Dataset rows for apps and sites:
==============================

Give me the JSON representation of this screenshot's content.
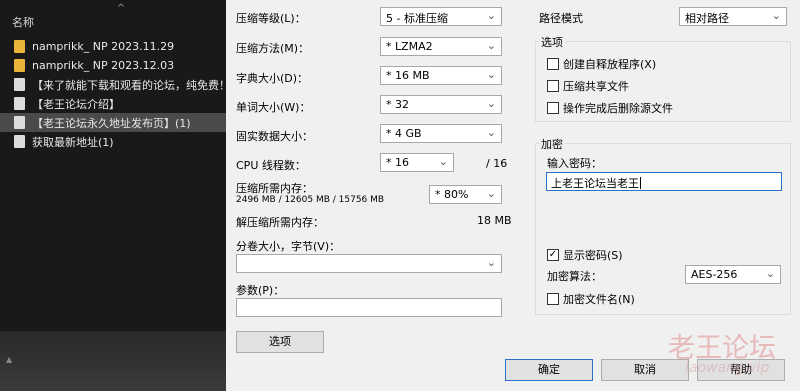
{
  "explorer": {
    "column_header": "名称",
    "collapse_glyph": "^",
    "items": [
      {
        "name": "namprikk_ NP 2023.11.29",
        "type": "folder"
      },
      {
        "name": "namprikk_ NP 2023.12.03",
        "type": "folder"
      },
      {
        "name": "【来了就能下载和观看的论坛，纯免费！...",
        "type": "file"
      },
      {
        "name": "【老王论坛介绍】",
        "type": "file"
      },
      {
        "name": "【老王论坛永久地址发布页】(1)",
        "type": "file",
        "selected": true
      },
      {
        "name": "获取最新地址(1)",
        "type": "file"
      }
    ],
    "scroll_glyph": "▲"
  },
  "dialog": {
    "level_label": "压缩等级(L)：",
    "level_value": "5 - 标准压缩",
    "method_label": "压缩方法(M)：",
    "method_value": "* LZMA2",
    "dict_label": "字典大小(D)：",
    "dict_value": "* 16 MB",
    "word_label": "单词大小(W)：",
    "word_value": "* 32",
    "solid_label": "固实数据大小：",
    "solid_value": "* 4 GB",
    "cpu_label": "CPU 线程数：",
    "cpu_value": "* 16",
    "cpu_total": "/ 16",
    "mem_label": "压缩所需内存：",
    "mem_detail": "2496 MB / 12605 MB / 15756 MB",
    "mem_value": "* 80%",
    "decomp_label": "解压缩所需内存：",
    "decomp_value": "18 MB",
    "split_label": "分卷大小，字节(V)：",
    "split_value": "",
    "params_label": "参数(P)：",
    "params_value": "",
    "options_button": "选项",
    "path_label": "路径模式",
    "path_value": "相对路径",
    "options_group": "选项",
    "opt_sfx": "创建自释放程序(X)",
    "opt_shared": "压缩共享文件",
    "opt_delete": "操作完成后删除源文件",
    "encrypt_group": "加密",
    "password_label": "输入密码：",
    "password_value": "上老王论坛当老王",
    "show_password": "显示密码(S)",
    "algo_label": "加密算法：",
    "algo_value": "AES-256",
    "encrypt_names": "加密文件名(N)",
    "ok_button": "确定",
    "cancel_button": "取消",
    "help_button": "帮助"
  },
  "watermark": {
    "line1": "老王论坛",
    "line2": "laowang.vip"
  },
  "icons": {
    "dropdown": "chevron-down-icon",
    "folder": "folder-icon",
    "file": "file-icon",
    "check": "check-icon"
  },
  "colors": {
    "explorer_bg": "#191919",
    "dialog_bg": "#f0f0f0",
    "focus_border": "#2a72c9",
    "watermark": "#dc7878"
  }
}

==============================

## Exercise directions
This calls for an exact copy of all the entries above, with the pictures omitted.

## Reply
Give me the JSON representation of this screenshot's content.
{
  "explorer": {
    "column_header": "名称",
    "collapse_glyph": "^",
    "items": [
      {
        "name": "namprikk_ NP 2023.11.29",
        "type": "folder"
      },
      {
        "name": "namprikk_ NP 2023.12.03",
        "type": "folder"
      },
      {
        "name": "【来了就能下载和观看的论坛，纯免费！...",
        "type": "file"
      },
      {
        "name": "【老王论坛介绍】",
        "type": "file"
      },
      {
        "name": "【老王论坛永久地址发布页】(1)",
        "type": "file",
        "selected": true
      },
      {
        "name": "获取最新地址(1)",
        "type": "file"
      }
    ],
    "scroll_glyph": "▲"
  },
  "dialog": {
    "level_label": "压缩等级(L)：",
    "level_value": "5 - 标准压缩",
    "method_label": "压缩方法(M)：",
    "method_value": "* LZMA2",
    "dict_label": "字典大小(D)：",
    "dict_value": "* 16 MB",
    "word_label": "单词大小(W)：",
    "word_value": "* 32",
    "solid_label": "固实数据大小：",
    "solid_value": "* 4 GB",
    "cpu_label": "CPU 线程数：",
    "cpu_value": "* 16",
    "cpu_total": "/ 16",
    "mem_label": "压缩所需内存：",
    "mem_detail": "2496 MB / 12605 MB / 15756 MB",
    "mem_value": "* 80%",
    "decomp_label": "解压缩所需内存：",
    "decomp_value": "18 MB",
    "split_label": "分卷大小，字节(V)：",
    "split_value": "",
    "params_label": "参数(P)：",
    "params_value": "",
    "options_button": "选项",
    "path_label": "路径模式",
    "path_value": "相对路径",
    "options_group": "选项",
    "opt_sfx": "创建自释放程序(X)",
    "opt_shared": "压缩共享文件",
    "opt_delete": "操作完成后删除源文件",
    "encrypt_group": "加密",
    "password_label": "输入密码：",
    "password_value": "上老王论坛当老王",
    "show_password": "显示密码(S)",
    "algo_label": "加密算法：",
    "algo_value": "AES-256",
    "encrypt_names": "加密文件名(N)",
    "ok_button": "确定",
    "cancel_button": "取消",
    "help_button": "帮助"
  },
  "watermark": {
    "line1": "老王论坛",
    "line2": "laowang.vip"
  },
  "icons": {
    "dropdown": "chevron-down-icon",
    "folder": "folder-icon",
    "file": "file-icon",
    "check": "check-icon"
  },
  "colors": {
    "explorer_bg": "#191919",
    "dialog_bg": "#f0f0f0",
    "focus_border": "#2a72c9",
    "watermark": "#dc7878"
  }
}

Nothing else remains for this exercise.